When El Paso Bishop Mark J. Seitz met with Vice President Kamala Harris during her June 25 visit to the border, he told her to "hear the voices of those turned away at the border under Title 42."
"Their tears should shock our national conscience," Bishop Seitz said. "We must restore the right to asylum at the border with a plan to receive asylum-seekers worthy of our country's highest ideals and commitments."
A day earlier, Washington Auxiliary Bishop Mario E. Dorsonville, chair of the U.S. Conference of Catholic Bishops' migration committee, also called on the government to end "the misuse of Title 42 to turn away vulnerable asylum-seekers."
Medical professionals, too, have weighed in, calling on the Biden administration, as they did with the Trump administration, to rescind the policy.
Dr. Michele Heisler, medical director for Physicians for Human Rights, a signatory on a letter sent in July to Secretary Xavier Becerra of the Department of Health and Human Services and the Centers for Disease Control director, Dr. Rochelle Walensky, on the Title 42 Order, also took part in the teleconference call.
She said there had been hope for science-based policies under the Biden administration but blocking adults without children from entering "continues to make absolutely no sense."
But keeping or doing away with the rule proves to be a no-win situation for an administration thinking ahead to the 2022 midterms.

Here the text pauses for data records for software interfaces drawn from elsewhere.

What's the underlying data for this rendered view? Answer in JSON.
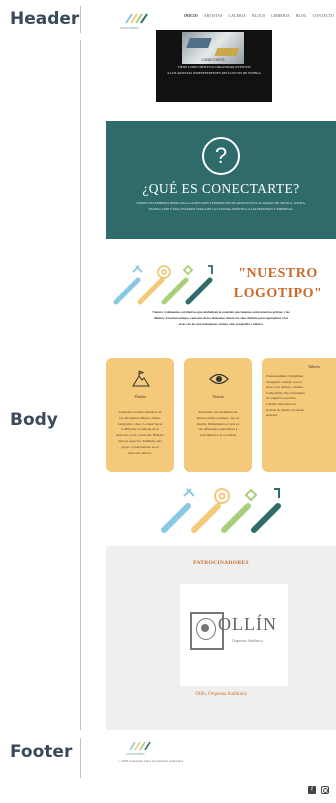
{
  "side_labels": {
    "header": "Header",
    "body": "Body",
    "footer": "Footer"
  },
  "logo": {
    "text": "conectarte"
  },
  "nav": {
    "items": [
      "INICIO",
      "ARTISTAS",
      "GALERIA",
      "BLOGS",
      "LIBRERIA",
      "BLOG",
      "CONTACTO"
    ]
  },
  "hero": {
    "banner_text": "CONECTARTE",
    "caption_line1": "TIENE COMO OBJETIVO ORGANIZAR EVENTOS",
    "caption_line2": "A LOS ARTISTAS INDEPENDIENTES RECLUSIVOS DE PUEBLA"
  },
  "about": {
    "symbol": "?",
    "title": "¿QUÉ ES CONECTARTE?",
    "text_line1": "SOMOS UNA EMPRESA DEDICADA A LA DIFUSIÓN Y PROMOCIÓN DE ARTISTAS EN LAS RAMAS DE: MÚSICA, DANZA,",
    "text_line2": "TEATRO, CINE Y MAS. ESTAMOS CERCA DE LA CULTURA ARTÍSTICA A LAS PERSONAS Y EMPRESAS."
  },
  "logo_section": {
    "title_line1": "\"NUESTRO",
    "title_line2": "LOGOTIPO\"",
    "desc_line1": "Nuestro 4 elementos correlativos que simbolizan la conexión que tenemos entre nuestros artistas y las",
    "desc_line2": "clientes. Al mismo tiempo, cada uno de los elementos tienen un color distinto para representar a los",
    "desc_line3": "artes con las que trabajamos: danza, cine, fotografía y música."
  },
  "cards": [
    {
      "title": "Visión",
      "lines": [
        "Gestionar eventos artísticos en",
        "las disciplinas música, danza,",
        "fotografía y cine. Lo ideal hacer",
        "la difusión localizada en el",
        "mercado local y nacional. Brindar",
        "nuevos espacios. También, esto",
        "apoyo a posicionarse en el",
        "mercado laboral."
      ]
    },
    {
      "title": "Visión",
      "lines": [
        "Tan buena con diseñados de",
        "puesta artística número uno en",
        "Puebla. Difundiendo el arte en",
        "sus diferentes expresiones y",
        "acercándolo a la sociedad."
      ]
    },
    {
      "title": "Valores",
      "lines": [
        "Profesionalismo: Cumplimos",
        "entregando a tiempo con las",
        "tareas a los artistas y clientes.",
        "Compromiso: Nos esforzamos",
        "en cumplir lo acordado.",
        "Calidad: Ofrecemos un",
        "servicio de calidad con buena",
        "atención."
      ]
    }
  ],
  "sponsors": {
    "heading": "PATROCINADORES",
    "sponsor_name": "OLLÍN",
    "sponsor_sub": "Orquesta Sinfónica",
    "caption": "Ollín, Orquesta Sinfónica"
  },
  "footer": {
    "logo_text": "conectarte",
    "copyright": "© 2018 Conectarte todos los derechos reservados.",
    "social": [
      "facebook-icon",
      "instagram-icon"
    ]
  },
  "colors": {
    "teal": "#2e6b6a",
    "yellow": "#f4c97a",
    "blue": "#8ac8e6",
    "green": "#a9cf7a",
    "dark": "#3a4a5c"
  }
}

If the rule is completely rescinded, it is likely to lead to rising numbers of migrants trying to enter at the southern border, which many U.S. voters are not happy about.
A recent poll by the National Republican Senate Committee and the Republican Governors Association showed that 53% of voters said they would be "less likely" to support Democratic candidates for Congress in the midterms because of "the recent surge of illegal immigrants at our southern border."
And 56% said they blamed the president for an "increased amount of illegal immigration" that they believe resulted from eliminating "tough Trump policies with regard to immigration."